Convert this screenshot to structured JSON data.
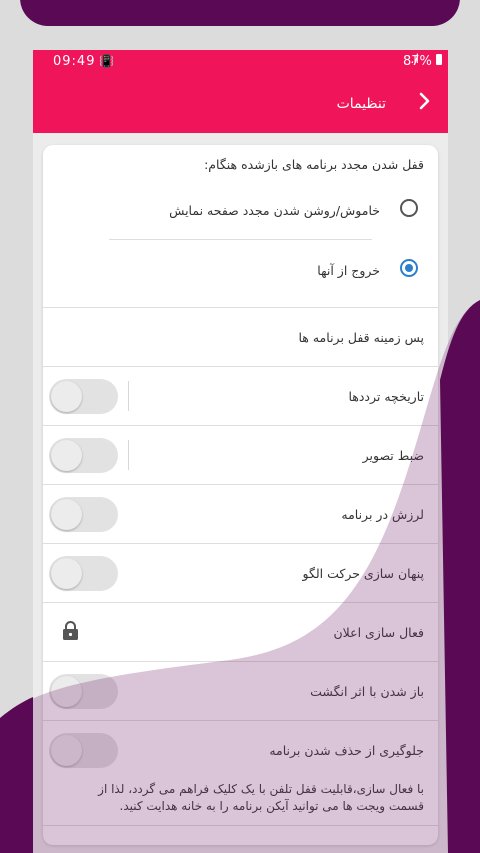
{
  "status_bar": {
    "time": "09:49",
    "signal_text": ".ıl",
    "battery": "87%"
  },
  "app_bar": {
    "title": "تنظیمات",
    "back_label": "‹"
  },
  "relock_section": {
    "header": "قفل شدن مجدد برنامه های بازشده هنگام:",
    "options": [
      {
        "label": "خاموش/روشن شدن مجدد صفحه نمایش",
        "selected": false
      },
      {
        "label": "خروج از آنها",
        "selected": true
      }
    ]
  },
  "background_item": {
    "label": "پس زمینه قفل برنامه ها"
  },
  "settings": [
    {
      "label": "تاریخچه ترددها",
      "on": false
    },
    {
      "label": "ضبط تصویر",
      "on": false
    },
    {
      "label": "لرزش در برنامه",
      "on": false
    },
    {
      "label": "پنهان سازی حرکت الگو",
      "on": false
    },
    {
      "label": "فعال سازی اعلان",
      "locked": true
    },
    {
      "label": "باز شدن با اثر انگشت",
      "on": false
    },
    {
      "label": "جلوگیری از حذف شدن برنامه",
      "on": false
    }
  ],
  "footer_note": "با فعال سازی،قابلیت قفل تلفن با یک کلیک فراهم می گردد، لذا از قسمت ویجت ها می توانید آیکن برنامه را به خانه هدایت کنید.",
  "colors": {
    "accent": "#f0155a",
    "radio_selected": "#2a7fd0",
    "purple": "#5a0a55"
  },
  "icons": {
    "lock": "lock-icon",
    "back": "chevron-right-icon"
  }
}
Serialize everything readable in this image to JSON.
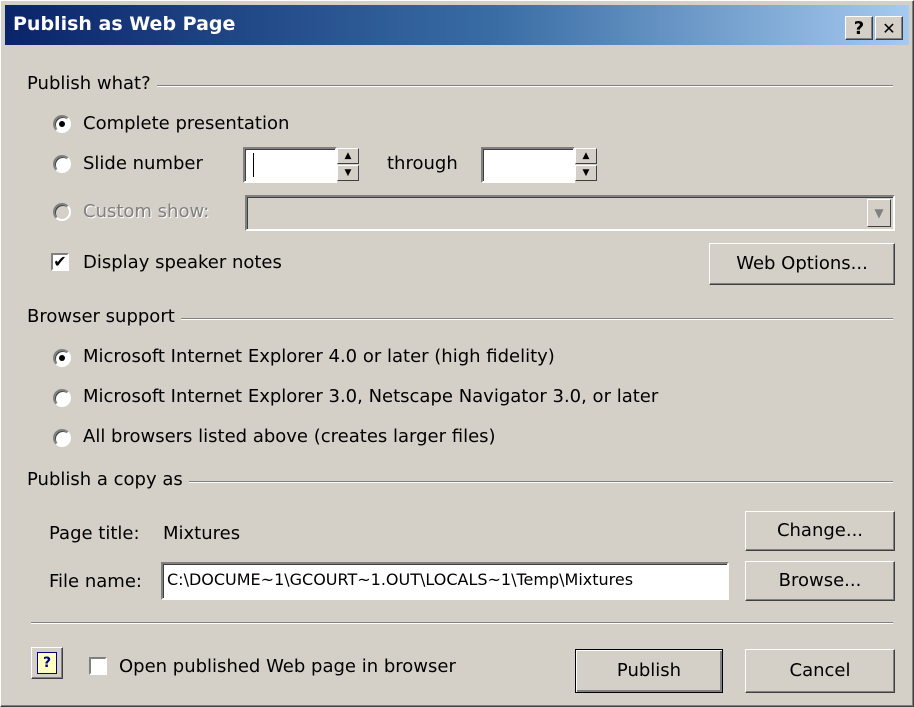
{
  "window": {
    "title": "Publish as Web Page",
    "help_glyph": "?",
    "close_glyph": "✕"
  },
  "publish_what": {
    "heading": "Publish what?",
    "complete_label": "Complete presentation",
    "slide_number_label": "Slide number",
    "slide_from_value": "",
    "through_label": "through",
    "slide_to_value": "",
    "custom_show_label": "Custom show:",
    "custom_show_value": "",
    "display_notes_label": "Display speaker notes",
    "display_notes_checked": true,
    "web_options_label": "Web Options..."
  },
  "browser_support": {
    "heading": "Browser support",
    "options": [
      {
        "label": "Microsoft Internet Explorer 4.0 or later (high fidelity)",
        "selected": true
      },
      {
        "label": "Microsoft Internet Explorer 3.0, Netscape Navigator 3.0, or later",
        "selected": false
      },
      {
        "label": "All browsers listed above (creates larger files)",
        "selected": false
      }
    ]
  },
  "publish_copy": {
    "heading": "Publish a copy as",
    "page_title_label": "Page title:",
    "page_title_value": "Mixtures",
    "change_label": "Change...",
    "file_name_label": "File name:",
    "file_name_value": "C:\\DOCUME~1\\GCOURT~1.OUT\\LOCALS~1\\Temp\\Mixtures",
    "browse_label": "Browse..."
  },
  "footer": {
    "help_icon_glyph": "?",
    "open_in_browser_label": "Open published Web page in browser",
    "open_in_browser_checked": false,
    "publish_label": "Publish",
    "cancel_label": "Cancel"
  }
}
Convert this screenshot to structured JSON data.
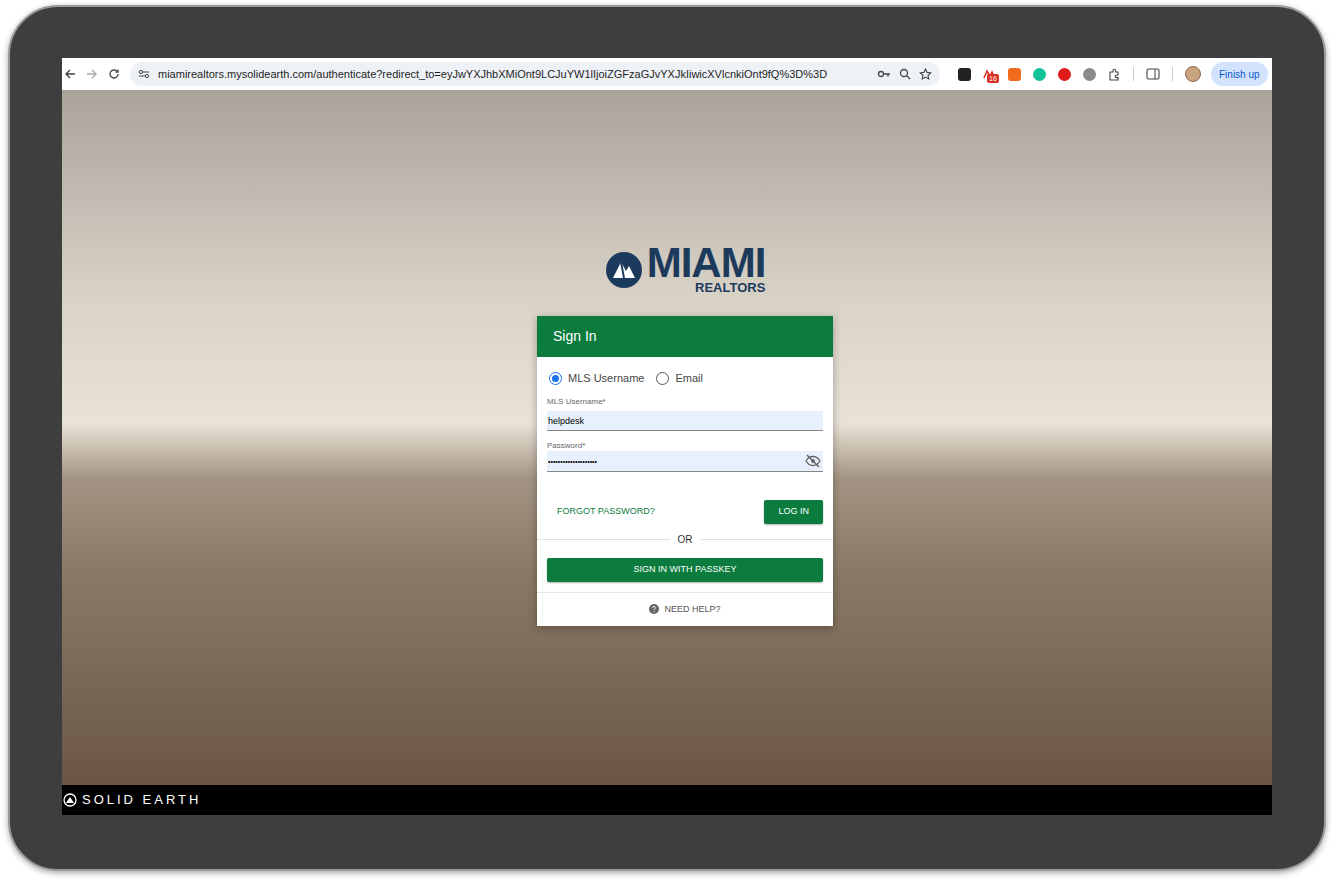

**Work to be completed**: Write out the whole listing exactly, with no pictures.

**Answer space**:
Convert this screenshot to structured JSON data.
{
  "status_bar": {
    "time": "09:49",
    "signal_text": ".ıl",
    "battery": "87%"
  },
  "app_bar": {
    "title": "تنظیمات",
    "back_label": "‹"
  },
  "relock_section": {
    "header": "قفل شدن مجدد برنامه های بازشده هنگام:",
    "options": [
      {
        "label": "خاموش/روشن شدن مجدد صفحه نمایش",
        "selected": false
      },
      {
        "label": "خروج از آنها",
        "selected": true
      }
    ]
  },
  "background_item": {
    "label": "پس زمینه قفل برنامه ها"
  },
  "settings": [
    {
      "label": "تاریخچه ترددها",
      "on": false
    },
    {
      "label": "ضبط تصویر",
      "on": false
    },
    {
      "label": "لرزش در برنامه",
      "on": false
    },
    {
      "label": "پنهان سازی حرکت الگو",
      "on": false
    },
    {
      "label": "فعال سازی اعلان",
      "locked": true
    },
    {
      "label": "باز شدن با اثر انگشت",
      "on": false
    },
    {
      "label": "جلوگیری از حذف شدن برنامه",
      "on": false
    }
  ],
  "footer_note": "با فعال سازی،قابلیت قفل تلفن با یک کلیک فراهم می گردد، لذا از قسمت ویجت ها می توانید آیکن برنامه را به خانه هدایت کنید.",
  "colors": {
    "accent": "#f0155a",
    "radio_selected": "#2a7fd0",
    "purple": "#5a0a55"
  },
  "icons": {
    "lock": "lock-icon",
    "back": "chevron-right-icon"
  }
}
Serialize everything readable in this image to JSON.
{
  "window": {
    "title": "Publish as Web Page",
    "help_glyph": "?",
    "close_glyph": "✕"
  },
  "publish_what": {
    "heading": "Publish what?",
    "complete_label": "Complete presentation",
    "slide_number_label": "Slide number",
    "slide_from_value": "",
    "through_label": "through",
    "slide_to_value": "",
    "custom_show_label": "Custom show:",
    "custom_show_value": "",
    "display_notes_label": "Display speaker notes",
    "display_notes_checked": true,
    "web_options_label": "Web Options..."
  },
  "browser_support": {
    "heading": "Browser support",
    "options": [
      {
        "label": "Microsoft Internet Explorer 4.0 or later (high fidelity)",
        "selected": true
      },
      {
        "label": "Microsoft Internet Explorer 3.0, Netscape Navigator 3.0, or later",
        "selected": false
      },
      {
        "label": "All browsers listed above (creates larger files)",
        "selected": false
      }
    ]
  },
  "publish_copy": {
    "heading": "Publish a copy as",
    "page_title_label": "Page title:",
    "page_title_value": "Mixtures",
    "change_label": "Change...",
    "file_name_label": "File name:",
    "file_name_value": "C:\\DOCUME~1\\GCOURT~1.OUT\\LOCALS~1\\Temp\\Mixtures",
    "browse_label": "Browse..."
  },
  "footer": {
    "help_icon_glyph": "?",
    "open_in_browser_label": "Open published Web page in browser",
    "open_in_browser_checked": false,
    "publish_label": "Publish",
    "cancel_label": "Cancel"
  }
}
Convert this screenshot to structured JSON data.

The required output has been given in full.